Where does the string "icon" appear in the records? Copy each line that holds it.

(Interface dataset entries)
◆ ◆ ◆ ◆ ◆

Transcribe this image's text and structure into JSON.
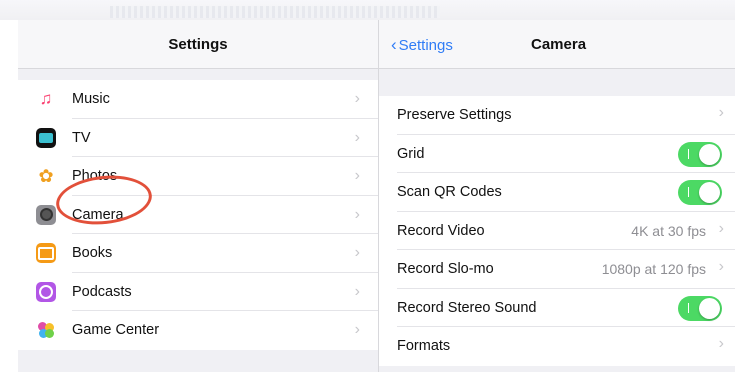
{
  "left_pane": {
    "title": "Settings",
    "items": [
      {
        "label": "Music",
        "icon": "music-note-icon",
        "color": "#ffffff",
        "glyph": "♫",
        "glyph_color": "#fa3f70"
      },
      {
        "label": "TV",
        "icon": "tv-icon",
        "color": "#111111",
        "glyph": "",
        "glyph_color": "#3cc0d0"
      },
      {
        "label": "Photos",
        "icon": "photos-flower-icon",
        "color": "#ffffff",
        "glyph": "✿",
        "glyph_color": "#f0a020"
      },
      {
        "label": "Camera",
        "icon": "camera-icon",
        "color": "#8e8e93",
        "glyph": "◉",
        "glyph_color": "#ffffff"
      },
      {
        "label": "Books",
        "icon": "books-icon",
        "color": "#f59a16",
        "glyph": "▤",
        "glyph_color": "#ffffff"
      },
      {
        "label": "Podcasts",
        "icon": "podcasts-icon",
        "color": "#b256e6",
        "glyph": "◎",
        "glyph_color": "#ffffff"
      },
      {
        "label": "Game Center",
        "icon": "game-center-icon",
        "color": "#ffffff",
        "glyph": "●",
        "glyph_color": "#e04da8"
      }
    ],
    "chevron": "›"
  },
  "right_pane": {
    "back_label": "Settings",
    "title": "Camera",
    "rows": [
      {
        "label": "Preserve Settings",
        "type": "chevron"
      },
      {
        "label": "Grid",
        "type": "toggle",
        "on": true
      },
      {
        "label": "Scan QR Codes",
        "type": "toggle",
        "on": true
      },
      {
        "label": "Record Video",
        "type": "value",
        "value": "4K at 30 fps"
      },
      {
        "label": "Record Slo-mo",
        "type": "value",
        "value": "1080p at 120 fps"
      },
      {
        "label": "Record Stereo Sound",
        "type": "toggle",
        "on": true
      },
      {
        "label": "Formats",
        "type": "chevron"
      }
    ],
    "chevron": "›"
  },
  "annotation": {
    "highlight": "Camera",
    "color": "#e2503a"
  },
  "colors": {
    "accent": "#2f7cf6",
    "toggle_on": "#4cd964"
  }
}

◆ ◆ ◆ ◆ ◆

# SOLUTION TO THE PROBLEM
        "icon": "music-note-icon",
        "icon": "tv-icon",
        "icon": "photos-flower-icon",
        "icon": "camera-icon",
        "icon": "books-icon",
        "icon": "podcasts-icon",
        "icon": "game-center-icon",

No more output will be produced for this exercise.